How to define aspects efficiently.


Defining the model’s aspects efficiently is essential for annotating data correctly and eventually building a state-of-the-art model. We can create the aspects for you. You might have them created or build them together. In any case, we share here seven tips for making the most pertinent aspects for your custom models!

Tip 1: Prominence

Try to capture topics that "stick out" and be more specific wherever this is possible. For example, in the software industry, we could use different aspects such as “app”, “desktop app” or “mobile app”, depending on how detailed the data is. On the other hand, if the information generally only mentions an app, we can’t be more specific, and we should call the aspect something like “app general”.

Tip 2: Overlapping

Be aware of overlapping meaning to avoid creating aspects corresponding to similar content. For example, the aspects “support” and “customer center” would be overlapping factors for customer data, as they would be used on the same text segments during labeling.

Tip 3: Removing an aspect

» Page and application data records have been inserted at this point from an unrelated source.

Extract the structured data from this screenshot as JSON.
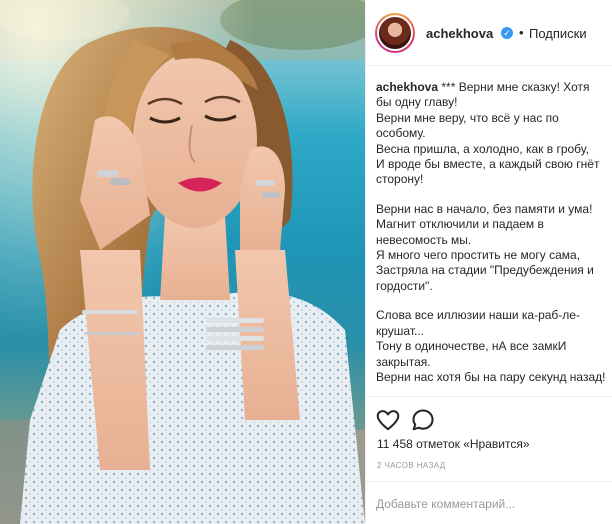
{
  "post": {
    "username": "achekhova",
    "verified_mark": "✓",
    "separator": "•",
    "follow_label": "Подписки"
  },
  "caption": {
    "username": "achekhova",
    "paragraphs": [
      "*** Верни мне сказку! Хотя бы одну главу!\nВерни мне веру, что всё у нас по особому.\nВесна пришла, а холодно, как в гробу,\nИ вроде бы вместе, а каждый свою гнёт сторону!",
      "Верни нас в начало, без памяти и ума!\nМагнит отключили и падаем в невесомость мы.\nЯ много чего простить не могу сама,\nЗастряла на стадии \"Предубеждения и гордости\".",
      "Слова все иллюзии наши ка-раб-ле-крушат...\nТону в одиночестве, нА все замкИ закрытая.\nВерни нас хотя бы на пару секунд назад!"
    ]
  },
  "actions": {
    "like_icon": "heart-icon",
    "comment_icon": "comment-bubble-icon",
    "likes_text": "11 458 отметок «Нравится»",
    "time_ago": "2 ЧАСОВ НАЗАД"
  },
  "comment": {
    "placeholder": "Добавьте комментарий..."
  },
  "colors": {
    "verified": "#3897f0",
    "text": "#262626",
    "muted": "#999999",
    "border": "#efefef"
  }
}
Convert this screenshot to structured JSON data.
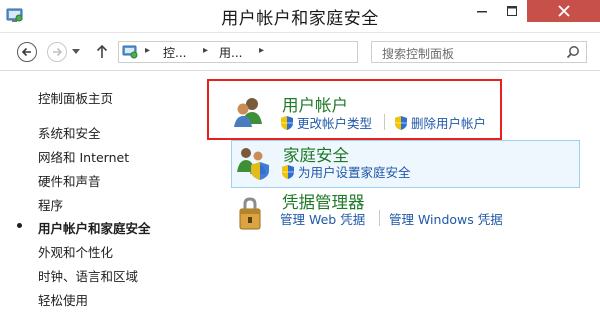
{
  "window": {
    "title": "用户帐户和家庭安全"
  },
  "address": {
    "crumbs": [
      "控...",
      "用..."
    ],
    "search_placeholder": "搜索控制面板"
  },
  "sidebar": {
    "home": "控制面板主页",
    "items": [
      {
        "label": "系统和安全",
        "active": false
      },
      {
        "label": "网络和 Internet",
        "active": false
      },
      {
        "label": "硬件和声音",
        "active": false
      },
      {
        "label": "程序",
        "active": false
      },
      {
        "label": "用户帐户和家庭安全",
        "active": true
      },
      {
        "label": "外观和个性化",
        "active": false
      },
      {
        "label": "时钟、语言和区域",
        "active": false
      },
      {
        "label": "轻松使用",
        "active": false
      }
    ]
  },
  "sections": {
    "accounts": {
      "title": "用户帐户",
      "links": [
        "更改帐户类型",
        "删除用户帐户"
      ]
    },
    "family": {
      "title": "家庭安全",
      "links": [
        "为用户设置家庭安全"
      ]
    },
    "credentials": {
      "title": "凭据管理器",
      "links": [
        "管理 Web 凭据",
        "管理 Windows 凭据"
      ]
    }
  },
  "colors": {
    "section_title": "#1f7a28",
    "link": "#1f58a8",
    "highlight_box": "#e8211e",
    "close_button": "#c7504a"
  }
}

Make sure that a label is relevant to your data, and you use it during labeling before you add it to your aspects list. After spending some time on data annotation, you can permanently remove it from your aspects list if you realize that you never use an aspect. For example, if I have customer data and define the aspect “mobile app” then notice that the particular aspect is not used during labeling, I should remove it.

Tip 4: Adding an aspect

While annotating data, you might feel like an aspect is missing from the aspects list as you would like to use it during labeling. In this case, you can always add the needed aspect to your aspects list. Just make sure that you need this aspect and that there is more than one example where it appears.

Tip 5: Difficulty

Try to define an aspect with a simple word and not use complicated language or abstract concepts. For example, if you have to define aspects for a financial model, it is better to determine “expenses” than “deduction”.

Tip 6: Subjective opinion space

Keep in mind that we try to cover as much personal opinion space as we can. Meaning that people talk in a specific way, using particular words, and are interested in specific aspects of a product depending on the product’s industry. For example, people usually talk about the “engine”, the “wheels/tires”, etc. Our goal is to capture these aspects, which are essential for a product, to process as many text/reviews as possible. By capturing these aspects, we understand how the market “talks” about a product.

Tip 7: Annotators' cognitive effort

Lastly, since the data will be labeled manually by annotators, we should consider their cognitive effort. Creating many aspects that are difficult to understand will significantly increase the annotators’ work and lead to a more flawed result. For this reason, we should consider whether we would be happy with the existing aspects list as an annotator before we finalize our aspects list.